The Export Administration Act (EAA) authorizes the President to control the export of "dual-use" goods and technology for national security and foreign policy purposes. "Dual-use" items are goods or technology that are commercial or civil in nature and can be used to produce sophisticated, dangerous weaponry. The EAA expired ten years ago, and although it has been continued by various Executive Orders since, Congress has failed to renew the legislation. As part of the larger export control regime in the United States, the EAA has been an utter failure. Dual-use goods have made their way into the hands of a number of dangerous nations, and the EAA has done little to prevent the illegal or undesirable transfers.

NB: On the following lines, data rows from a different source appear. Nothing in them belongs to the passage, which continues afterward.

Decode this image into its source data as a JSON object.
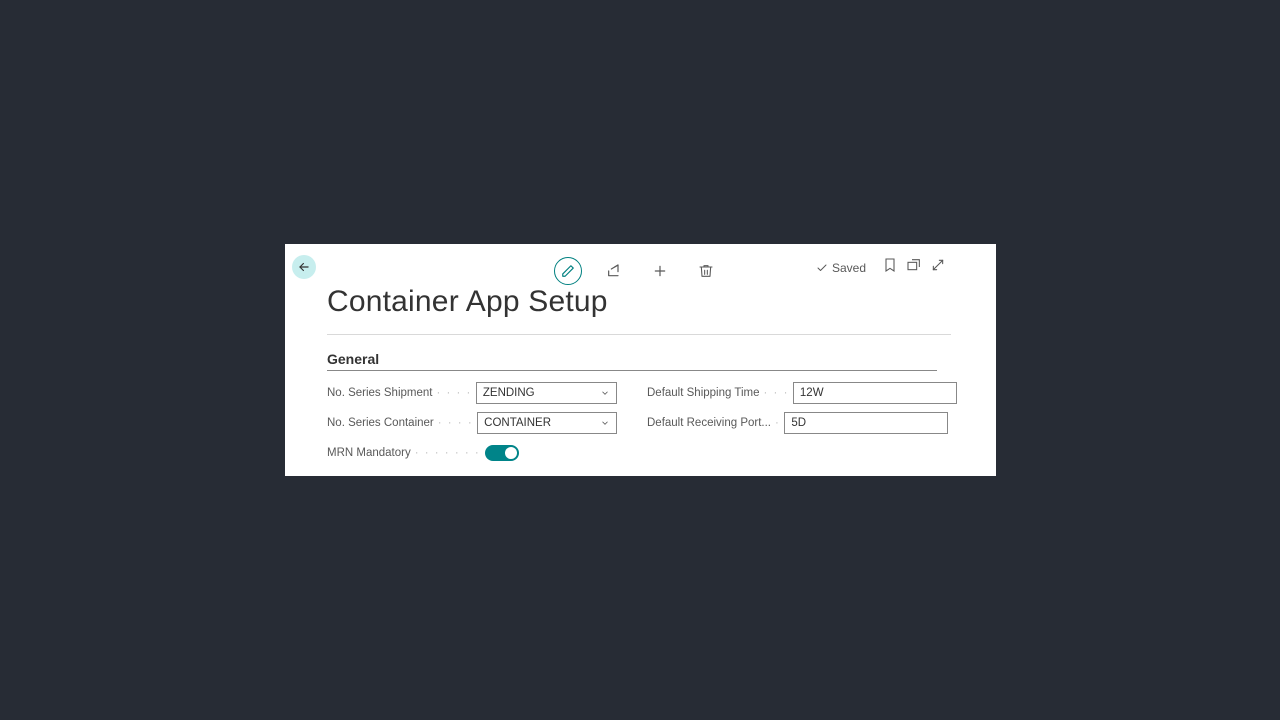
{
  "page": {
    "title": "Container App Setup"
  },
  "status": {
    "saved": "Saved"
  },
  "section": {
    "general": "General"
  },
  "fields": {
    "no_series_shipment": {
      "label": "No. Series Shipment",
      "value": "ZENDING"
    },
    "no_series_container": {
      "label": "No. Series Container",
      "value": "CONTAINER"
    },
    "mrn_mandatory": {
      "label": "MRN Mandatory",
      "value": true
    },
    "default_shipping_time": {
      "label": "Default Shipping Time",
      "value": "12W"
    },
    "default_receiving_port": {
      "label": "Default Receiving Port...",
      "value": "5D"
    }
  }
}
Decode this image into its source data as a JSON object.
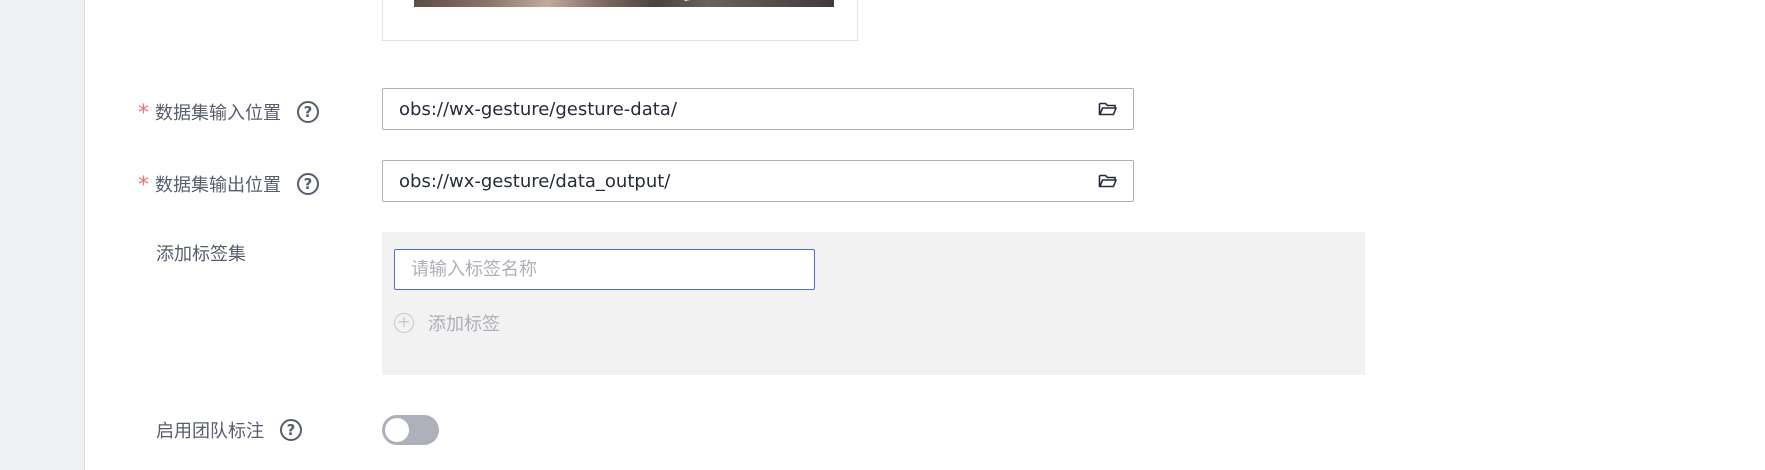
{
  "form": {
    "input_location": {
      "label": "数据集输入位置",
      "required_mark": "*",
      "value": "obs://wx-gesture/gesture-data/"
    },
    "output_location": {
      "label": "数据集输出位置",
      "required_mark": "*",
      "value": "obs://wx-gesture/data_output/"
    },
    "tag_set": {
      "label": "添加标签集",
      "input_placeholder": "请输入标签名称",
      "add_tag_label": "添加标签"
    },
    "team_labeling": {
      "label": "启用团队标注",
      "enabled": false
    },
    "help_glyph": "?"
  },
  "icons": {
    "folder": "folder-open-icon",
    "help": "help-circle-icon",
    "add": "plus-circle-icon"
  },
  "colors": {
    "required": "#f66f6a",
    "input_focus_border": "#526ecc",
    "toggle_off": "#adb0b8",
    "panel_bg": "#f2f2f2"
  }
}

There are many flaws in the present export control regime. A multitude of statutes and regulations govern dual-use technology transfers, forming a bureaucracy that is impossible to adhere to for the private sector and impossible to manage for the government. An international regime, the Wassenaar Arrangement offers a glimmer of hope for global cooperation in dual-use transfers, though it also has shortcomings. U.S. companies waste time seeking to comply with the EAA and the regime is also unable effectively to follow up on the end-use and end-user of dual-use technology.
This Note argues that a four-pronged approach is necessary to improve export controls on dual-use items. It calls for strengthening end-use and end-user verification, increasing transparency in dual-use transfers, and bolstering the Wassenaar Arrangement. In addition, this Note proposes that the newly created Homeland Security Department should be given oversight of dual-use technology transfers in the new Export Administration Act. By developing an EAA reflective of the need for improved security and increased flexibility, the twin goals of the U.S. export control regime can be realized: the protection of national security and promotion of U.S. industry in the international marketplace.
Nathan T.H. Lloyd,
Rebuilding a Broken Regime: Restructuring the Export Administration Act,
37 Vanderbilt Law Review
Available at: https://scholarship.law.vanderbilt.edu/vjtl/vol37/iss1/6